Resolute defence and Beauden Barrett brilliance paved the way for the Wellington Hurricanes into the Super Rugby grand final when they downed the Waikato Chiefs 25-9 in Wellington on Saturday.
They will host the championship decider next Saturday when they take on the winner of the second semi-final to be played in Johannesburg later this weekend between the Golden Lions and the defending champion Otago Highlanders. Barrett contributed 15 points with a try, two conversions and two penalties to get the ‘Canes, who have yet to win a title, into the finals for the second consecutive year.
Click Here: West Coast Eagles Guernsey
With home ground advantage against a Chiefs side playing away for the fourth consecutive week Willis Halaholo and Victor Vito also scored tries for the Hurricanes who led 15-6 at half-time.
The Chiefs, who spent 12 minutes inside the ‘Canes 22 were unable to cross the line and were forced to rely on three Damian McKenzie penalties for their points.
The Hurricanes had sweated all week on the fitness of Dane Coles and waited until 40 minutes from kick off before announcing their influential captain had lost his battle to start after suffering a rib injury last week.
But scrum-half TJ Perenara stepped up to play an influential role in commanding a side that spent much of the game defending and had Barrett in sublime form to make the most of their attacking opportunities.
The focal point before the game was the 9-10 all All Blacks battle which was won by Perenara and Barrett over Tawera Kerr-Barlow and Aaron Cruden. The pattern was set with the opening try in the sixth minute when Kerr-Barlow lost the ball in a Perenara tackle.
Barrett mounted a counter attack from near his own 22, recovered his chip kick and when brought down close to the line he flicked to ball to Halaholo for the try.

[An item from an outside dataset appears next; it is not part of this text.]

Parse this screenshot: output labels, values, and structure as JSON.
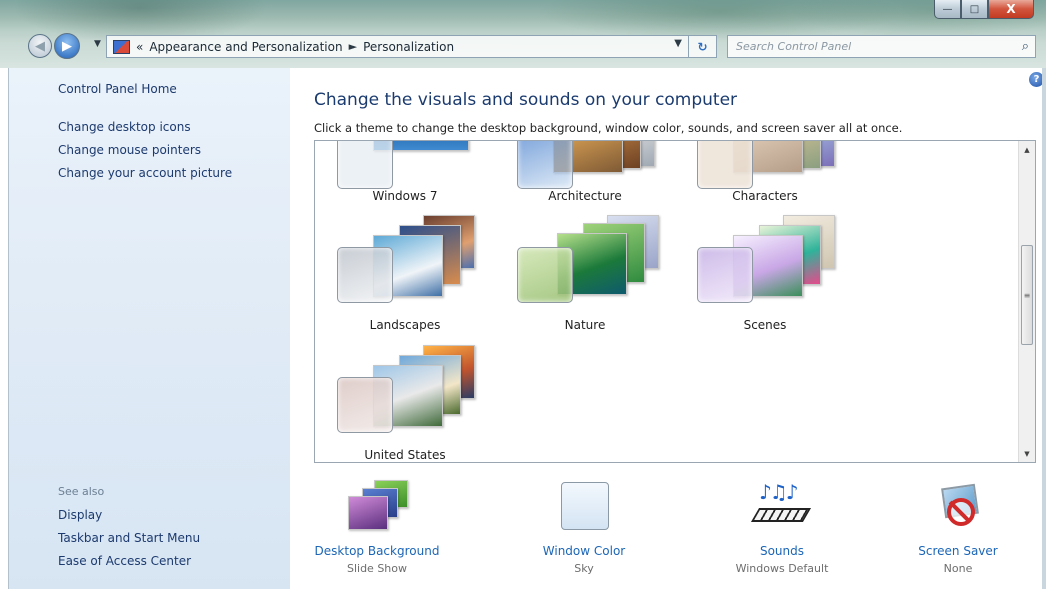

The Chiefs had a strong period in the middle of the first half when they camped on the Hurricanes line and had multiple opportunities to stamp their mark on the game.
Instead their desire to turn down kickable penalties for possible lineout tries went unrewarded and Perenara knew that was the telling point in the game.
“Defending for about 15 minutes in the first half set the standard for us,” he said. “They threw a lot at us and for our boys to be able to step up and make some tackles helped us. It’s something we pride ourselves on, defence.”
The Hurricanes grim determination to hold out the Chiefs was rewarded when Barrett intercepted a Sam Cane pass and raced nearly 70 metres to score to relieve the pressure.
The Hurricanes will go into the final having not conceded a try in more than 200 minutes of rugby.